*WHAT THIS TASK INVOLVES*. Each of the records that follow needs an exact reproduction.

*Stored records*.
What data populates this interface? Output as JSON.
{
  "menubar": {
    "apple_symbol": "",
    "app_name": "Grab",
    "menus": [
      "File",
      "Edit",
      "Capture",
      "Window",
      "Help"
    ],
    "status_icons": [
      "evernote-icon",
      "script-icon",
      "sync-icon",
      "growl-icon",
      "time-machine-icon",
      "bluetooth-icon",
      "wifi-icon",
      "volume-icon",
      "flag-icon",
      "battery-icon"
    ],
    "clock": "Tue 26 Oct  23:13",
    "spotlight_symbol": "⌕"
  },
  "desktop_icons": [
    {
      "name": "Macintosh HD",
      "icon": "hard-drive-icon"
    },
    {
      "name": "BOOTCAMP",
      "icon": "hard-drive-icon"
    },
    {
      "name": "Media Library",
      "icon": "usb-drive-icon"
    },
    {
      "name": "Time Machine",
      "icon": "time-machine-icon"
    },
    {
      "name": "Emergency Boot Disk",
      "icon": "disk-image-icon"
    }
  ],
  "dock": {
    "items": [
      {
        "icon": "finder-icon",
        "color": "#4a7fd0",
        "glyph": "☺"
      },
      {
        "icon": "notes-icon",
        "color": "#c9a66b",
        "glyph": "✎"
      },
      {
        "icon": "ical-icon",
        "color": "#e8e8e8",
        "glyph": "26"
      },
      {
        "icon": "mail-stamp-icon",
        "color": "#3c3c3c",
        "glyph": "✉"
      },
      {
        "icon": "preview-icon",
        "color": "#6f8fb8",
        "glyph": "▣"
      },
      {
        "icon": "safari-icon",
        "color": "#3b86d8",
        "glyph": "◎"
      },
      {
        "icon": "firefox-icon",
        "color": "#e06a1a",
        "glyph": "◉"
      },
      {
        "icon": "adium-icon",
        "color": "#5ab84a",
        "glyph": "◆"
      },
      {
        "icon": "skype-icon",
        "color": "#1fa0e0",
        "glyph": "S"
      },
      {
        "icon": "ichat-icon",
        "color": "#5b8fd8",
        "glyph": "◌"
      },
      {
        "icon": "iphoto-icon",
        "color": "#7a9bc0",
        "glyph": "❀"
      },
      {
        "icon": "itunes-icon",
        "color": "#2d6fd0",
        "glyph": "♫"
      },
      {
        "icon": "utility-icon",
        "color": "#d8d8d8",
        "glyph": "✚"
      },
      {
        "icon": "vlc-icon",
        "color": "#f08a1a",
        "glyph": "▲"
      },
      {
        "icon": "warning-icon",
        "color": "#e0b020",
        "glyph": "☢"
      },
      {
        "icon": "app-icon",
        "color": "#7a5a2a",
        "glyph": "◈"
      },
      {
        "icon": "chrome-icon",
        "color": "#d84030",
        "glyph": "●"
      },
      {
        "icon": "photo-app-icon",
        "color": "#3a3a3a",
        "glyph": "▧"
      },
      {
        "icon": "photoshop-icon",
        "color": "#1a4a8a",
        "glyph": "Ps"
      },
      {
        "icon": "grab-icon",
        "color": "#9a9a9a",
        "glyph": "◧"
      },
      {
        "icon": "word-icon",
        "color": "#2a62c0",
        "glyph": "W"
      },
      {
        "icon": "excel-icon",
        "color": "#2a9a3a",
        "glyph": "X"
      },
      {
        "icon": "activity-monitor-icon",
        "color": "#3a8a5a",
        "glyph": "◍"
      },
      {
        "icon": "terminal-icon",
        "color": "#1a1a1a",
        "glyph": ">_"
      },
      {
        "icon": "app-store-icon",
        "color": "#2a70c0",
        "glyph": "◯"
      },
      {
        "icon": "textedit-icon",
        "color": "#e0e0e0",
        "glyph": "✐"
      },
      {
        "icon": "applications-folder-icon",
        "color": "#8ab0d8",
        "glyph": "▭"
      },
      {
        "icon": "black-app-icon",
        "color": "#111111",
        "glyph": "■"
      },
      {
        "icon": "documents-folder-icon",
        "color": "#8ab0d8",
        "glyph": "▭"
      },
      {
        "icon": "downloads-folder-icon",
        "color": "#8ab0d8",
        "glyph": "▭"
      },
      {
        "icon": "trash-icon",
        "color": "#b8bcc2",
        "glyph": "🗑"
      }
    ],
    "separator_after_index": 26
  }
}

*TASK SOLUTION*.
What data populates this interface? Output as JSON.
{
  "menubar": {
    "apple_symbol": "",
    "app_name": "Grab",
    "menus": [
      "File",
      "Edit",
      "Capture",
      "Window",
      "Help"
    ],
    "status_icons": [
      "evernote-icon",
      "script-icon",
      "sync-icon",
      "growl-icon",
      "time-machine-icon",
      "bluetooth-icon",
      "wifi-icon",
      "volume-icon",
      "flag-icon",
      "battery-icon"
    ],
    "clock": "Tue 26 Oct  23:13",
    "spotlight_symbol": "⌕"
  },
  "desktop_icons": [
    {
      "name": "Macintosh HD",
      "icon": "hard-drive-icon"
    },
    {
      "name": "BOOTCAMP",
      "icon": "hard-drive-icon"
    },
    {
      "name": "Media Library",
      "icon": "usb-drive-icon"
    },
    {
      "name": "Time Machine",
      "icon": "time-machine-icon"
    },
    {
      "name": "Emergency Boot Disk",
      "icon": "disk-image-icon"
    }
  ],
  "dock": {
    "items": [
      {
        "icon": "finder-icon",
        "color": "#4a7fd0",
        "glyph": "☺"
      },
      {
        "icon": "notes-icon",
        "color": "#c9a66b",
        "glyph": "✎"
      },
      {
        "icon": "ical-icon",
        "color": "#e8e8e8",
        "glyph": "26"
      },
      {
        "icon": "mail-stamp-icon",
        "color": "#3c3c3c",
        "glyph": "✉"
      },
      {
        "icon": "preview-icon",
        "color": "#6f8fb8",
        "glyph": "▣"
      },
      {
        "icon": "safari-icon",
        "color": "#3b86d8",
        "glyph": "◎"
      },
      {
        "icon": "firefox-icon",
        "color": "#e06a1a",
        "glyph": "◉"
      },
      {
        "icon": "adium-icon",
        "color": "#5ab84a",
        "glyph": "◆"
      },
      {
        "icon": "skype-icon",
        "color": "#1fa0e0",
        "glyph": "S"
      },
      {
        "icon": "ichat-icon",
        "color": "#5b8fd8",
        "glyph": "◌"
      },
      {
        "icon": "iphoto-icon",
        "color": "#7a9bc0",
        "glyph": "❀"
      },
      {
        "icon": "itunes-icon",
        "color": "#2d6fd0",
        "glyph": "♫"
      },
      {
        "icon": "utility-icon",
        "color": "#d8d8d8",
        "glyph": "✚"
      },
      {
        "icon": "vlc-icon",
        "color": "#f08a1a",
        "glyph": "▲"
      },
      {
        "icon": "warning-icon",
        "color": "#e0b020",
        "glyph": "☢"
      },
      {
        "icon": "app-icon",
        "color": "#7a5a2a",
        "glyph": "◈"
      },
      {
        "icon": "chrome-icon",
        "color": "#d84030",
        "glyph": "●"
      },
      {
        "icon": "photo-app-icon",
        "color": "#3a3a3a",
        "glyph": "▧"
      },
      {
        "icon": "photoshop-icon",
        "color": "#1a4a8a",
        "glyph": "Ps"
      },
      {
        "icon": "grab-icon",
        "color": "#9a9a9a",
        "glyph": "◧"
      },
      {
        "icon": "word-icon",
        "color": "#2a62c0",
        "glyph": "W"
      },
      {
        "icon": "excel-icon",
        "color": "#2a9a3a",
        "glyph": "X"
      },
      {
        "icon": "activity-monitor-icon",
        "color": "#3a8a5a",
        "glyph": "◍"
      },
      {
        "icon": "terminal-icon",
        "color": "#1a1a1a",
        "glyph": ">_"
      },
      {
        "icon": "app-store-icon",
        "color": "#2a70c0",
        "glyph": "◯"
      },
      {
        "icon": "textedit-icon",
        "color": "#e0e0e0",
        "glyph": "✐"
      },
      {
        "icon": "applications-folder-icon",
        "color": "#8ab0d8",
        "glyph": "▭"
      },
      {
        "icon": "black-app-icon",
        "color": "#111111",
        "glyph": "■"
      },
      {
        "icon": "documents-folder-icon",
        "color": "#8ab0d8",
        "glyph": "▭"
      },
      {
        "icon": "downloads-folder-icon",
        "color": "#8ab0d8",
        "glyph": "▭"
      },
      {
        "icon": "trash-icon",
        "color": "#b8bcc2",
        "glyph": "🗑"
      }
    ],
    "separator_after_index": 26
  }
}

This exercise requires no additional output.